Tuesday, January 12, 2010

Boot Camp

"Endure hardship with us like a good soldier of Christ Jesus." - 2 Tim 2:3 (NIV)

When I joined the US Army in 1976, my first stop after being sworn in was Ft Jackson, South Carolina. This was one of the Army's Basic Training facilities. Every soldier goes through eight weeks of basic training. This was the 'basic' training that a civilian needs to begin the transition to a soldier.

The primary function of basic (or boot camp) is to break down the civilian's individualistic will and teach then to function on a team as one and to obey orders without question. The tactics used are sleep deprivation, verbal (and in my day physical) abuse and endless repetitive training. By the end of the cycle (8 weeks), we were no longer civilians, but soldiers. We knew the language and the protocols of military life and could recite the Code of Conduct, article by article. We could field strip an M-16 or M-60 blindfolded and could be in formation with full field gear within 7 minutes of being harassed out of bed. We could march 20 miles with an 80lb pack on our back, we could function on little sleep, and we could think and act as one. After eight weeks, I was in the best physical shape of my life.

Paul equated the life of a soldier with the life of a Christian. A Christian needed to have the civilian individualism taken out by disciplined training and the 'team first' concept installed in it's place. He wrote "No one serving as a soldier gets involved in civilian affairs" to mean that way of life had to cease. Being a soldier was a serious, full time job.

Have you ever wondered why vets have a special bond regardless of when they served? Have you wondered why men would sacrifice their lives for the good of the mission or for their fellow soldiers? How part of their honor code is "never surrender" and "never leave a fallen comrade in the field"? It is because a special lifetime bond is formed serving together. It is a bond the soldier knows and the civilian will never understand. A trust in the man next to you, one you can depend your life on. It is hard to find that close a bond in blood family or marriage. It is a bond of loyalty drilled into the soldier since boot camp. Team first, mission first, fight and die for each other as one.

About the Church, and Christian in particular, Paul wrote in 1 Corinthians 12:26 "If one part suffers, every part suffers with it; if one part is honored, every part rejoices with it." This implies shared sacrifice, shared suffering, shared duty and shared reward. This is what we learned in boot camp, and what we should learn as new Christians.
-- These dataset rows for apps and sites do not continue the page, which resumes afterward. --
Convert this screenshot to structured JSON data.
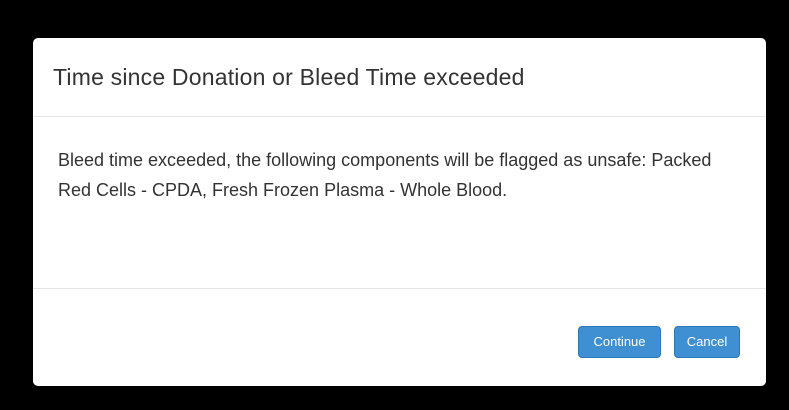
{
  "dialog": {
    "title": "Time since Donation or Bleed Time exceeded",
    "message": "Bleed time exceeded, the following components will be flagged as unsafe: Packed Red Cells - CPDA, Fresh Frozen Plasma - Whole Blood.",
    "buttons": {
      "continue_label": "Continue",
      "cancel_label": "Cancel"
    }
  },
  "colors": {
    "backdrop": "#000000",
    "modal_background": "#ffffff",
    "button_primary": "#3f8fd3",
    "text": "#333333",
    "divider": "#e5e5e5"
  }
}
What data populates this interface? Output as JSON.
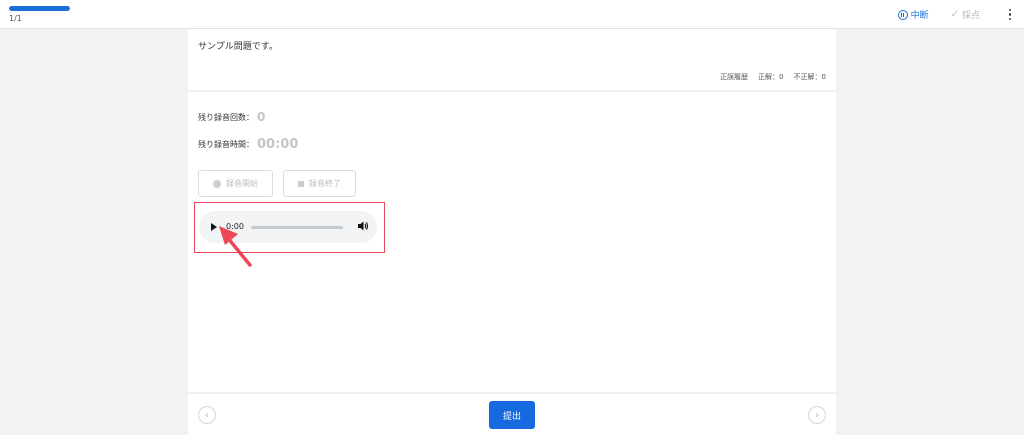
{
  "header": {
    "progress_fraction": 1.0,
    "page_count": "1/1",
    "pause_label": "中断",
    "grade_label": "採点"
  },
  "question": {
    "text": "サンプル問題です。",
    "history_label": "正誤履歴",
    "correct_label": "正解：0",
    "incorrect_label": "不正解：0"
  },
  "recording": {
    "remaining_count_label": "残り録音回数：",
    "remaining_count_value": "0",
    "remaining_time_label": "残り録音時間：",
    "remaining_time_value": "00:00",
    "start_label": "録音開始",
    "stop_label": "録音終了"
  },
  "audio": {
    "current_time": "0:00"
  },
  "footer": {
    "submit_label": "提出",
    "prev_glyph": "‹",
    "next_glyph": "›"
  },
  "colors": {
    "accent": "#1b6fd8",
    "highlight": "#e54b5a"
  },
  "icons": [
    "pause-icon",
    "check-icon",
    "more-vert-icon",
    "record-dot-icon",
    "stop-square-icon",
    "play-icon",
    "volume-icon",
    "chevron-left-icon",
    "chevron-right-icon"
  ]
}
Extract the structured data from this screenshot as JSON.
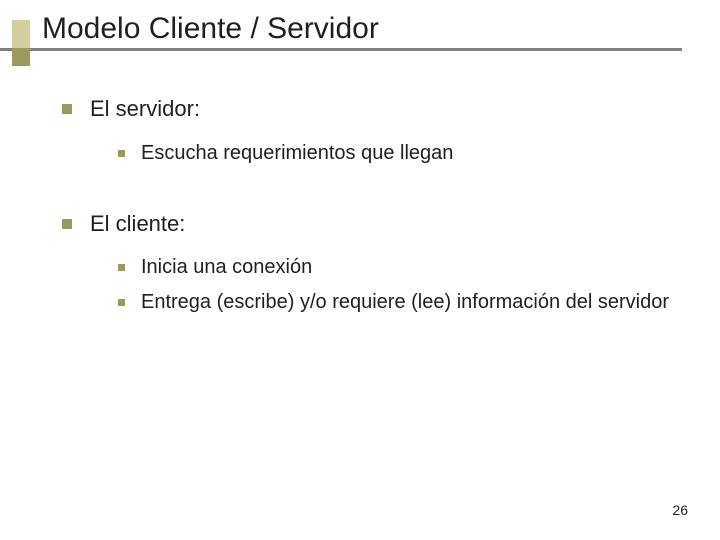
{
  "title": "Modelo Cliente / Servidor",
  "sections": [
    {
      "heading": "El servidor:",
      "items": [
        "Escucha requerimientos que llegan"
      ]
    },
    {
      "heading": "El cliente:",
      "items": [
        "Inicia una conexión",
        "Entrega (escribe) y/o requiere (lee) información del servidor"
      ]
    }
  ],
  "page_number": "26"
}
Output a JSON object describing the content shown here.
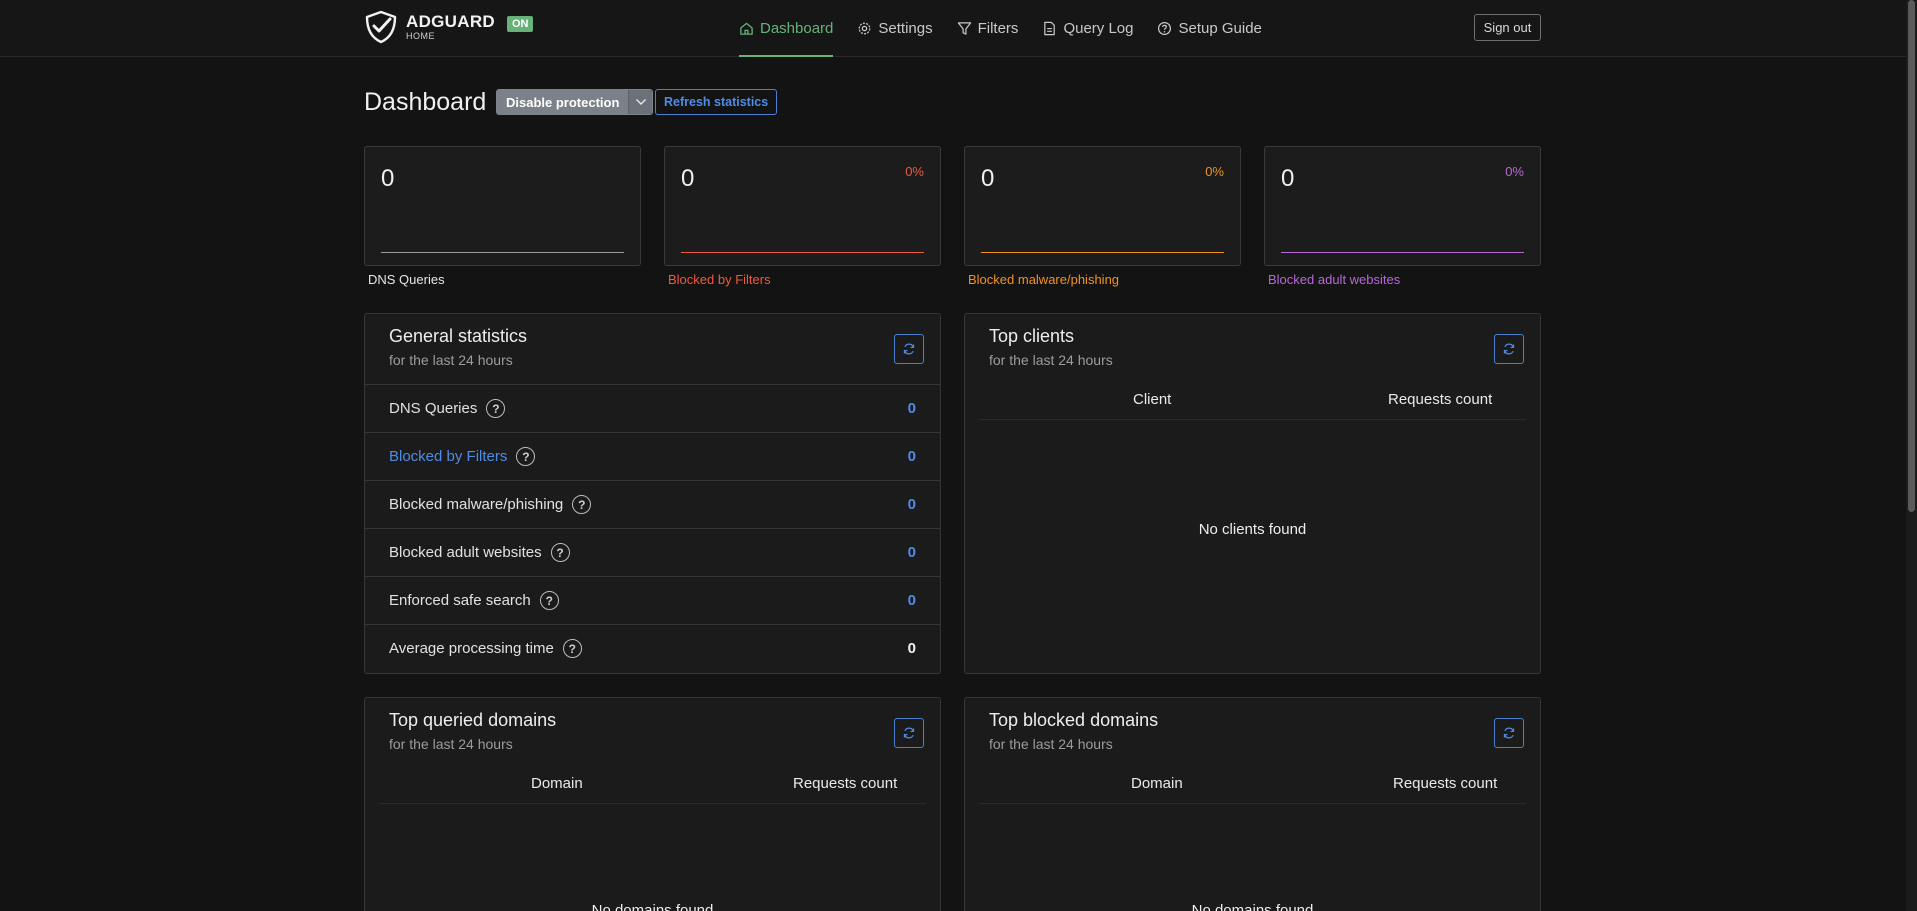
{
  "header": {
    "logo_title": "ADGUARD",
    "logo_sub": "HOME",
    "status_badge": "ON",
    "nav": [
      {
        "label": "Dashboard",
        "icon": "home-icon",
        "active": true
      },
      {
        "label": "Settings",
        "icon": "gear-icon",
        "active": false
      },
      {
        "label": "Filters",
        "icon": "filter-icon",
        "active": false
      },
      {
        "label": "Query Log",
        "icon": "document-icon",
        "active": false
      },
      {
        "label": "Setup Guide",
        "icon": "help-circle-icon",
        "active": false
      }
    ],
    "signout_label": "Sign out"
  },
  "page": {
    "title": "Dashboard",
    "disable_label": "Disable protection",
    "refresh_label": "Refresh statistics"
  },
  "stat_cards": [
    {
      "value": "0",
      "percent": "",
      "label": "DNS Queries",
      "color": "#9a9a9a"
    },
    {
      "value": "0",
      "percent": "0%",
      "label": "Blocked by Filters",
      "color": "#ef5a3c"
    },
    {
      "value": "0",
      "percent": "0%",
      "label": "Blocked malware/phishing",
      "color": "#f29221"
    },
    {
      "value": "0",
      "percent": "0%",
      "label": "Blocked adult websites",
      "color": "#b768d6"
    }
  ],
  "general": {
    "title": "General statistics",
    "subtitle": "for the last 24 hours",
    "rows": [
      {
        "label": "DNS Queries",
        "value": "0"
      },
      {
        "label": "Blocked by Filters",
        "value": "0"
      },
      {
        "label": "Blocked malware/phishing",
        "value": "0"
      },
      {
        "label": "Blocked adult websites",
        "value": "0"
      },
      {
        "label": "Enforced safe search",
        "value": "0"
      },
      {
        "label": "Average processing time",
        "value": "0"
      }
    ],
    "help_glyph": "?"
  },
  "top_clients": {
    "title": "Top clients",
    "subtitle": "for the last 24 hours",
    "col_client": "Client",
    "col_count": "Requests count",
    "empty": "No clients found"
  },
  "top_queried": {
    "title": "Top queried domains",
    "subtitle": "for the last 24 hours",
    "col_domain": "Domain",
    "col_count": "Requests count",
    "empty": "No domains found"
  },
  "top_blocked": {
    "title": "Top blocked domains",
    "subtitle": "for the last 24 hours",
    "col_domain": "Domain",
    "col_count": "Requests count",
    "empty": "No domains found"
  },
  "colors": {
    "accent_green": "#67b279",
    "link_blue": "#4f8ce6"
  }
}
Jesus understood this concept. He said in John 15:13 "Greater love has no one than this, that he lay down his life for his friends".

Our problem is we bring our civilian mindset into the church. "my needs", "my desires" and "my glory" is what matters. Shared suffering isn't tolerated. The mission is clouded by special interest; Everyone wants to give orders, but no one wants to carry them out.

What did the Army teach me? The same thing the bible did, that I must die to self ..... self will and self ambition. I must place myself at the disposal of the team (my brothers and sisters in Christ) and the mission (proclaim the kingdom message), and be willing to give up my life to do so. The team can depend on me and I can depend on them.

I will never forget my Drill Sargent's words at the end of our eight week training. We had in the beginning hated his guts, but now we respected him. He told us it was his job to get us ready for war, to give us the best chance of survival. This is why he was hard on us. My Drill Instructor (DI) was a Vietnam vet, so he understood. He didn't ask any more of us than was asked of him. This was the one thing that turned my attitude toward my DI from hate to respect. When he woke us at 4 am, he would have had to be up at 3 am to do so. When we ran ten miles, he ran it too. He did this every eight weeks with new recruits. It was discipleship by shared experiences. Paul only asked of us what Jesus asked, that we are to endure together. They never asked us to do what they wouldn't...."endure hardness with us......".

As Christians, we too should prepare the new converts for the reality of spiritual warfare. We should give them every chance to survive. Paul understood this. He, like my DI was a war vet. He bore the marks of conflict against evil. He knew the cost of success. He knew that untrained, or under-trained Christians would fail on that battlefield. He knew that unless they were disciplined they would be overcome. He knew the new Christian had to be able to handle the word. It needed to be so much a part of them that they could quote it in prison or under duress. Paul knew the Christians needed the full armor of God and training so they could deploy them blindfolded.

Boot camp was tough, rugged and unrelenting, but it put in me the sense of honor, duty and courage. Christians, have you been to boot camp since you were sworn in to the Army of the Lord? Do you think you can take it?

Jeff Henning
Jan 12, 2010


1 comment:

PMyra said...


Thank you SO MUCH for your words of wisdom.

You identified much of why the Bride of Christ is sick right now. We have so much work to do in the kingdom. The enemy of our souls wants us to be deceived, distracted or delayed regarding our mission.

God bless you richly.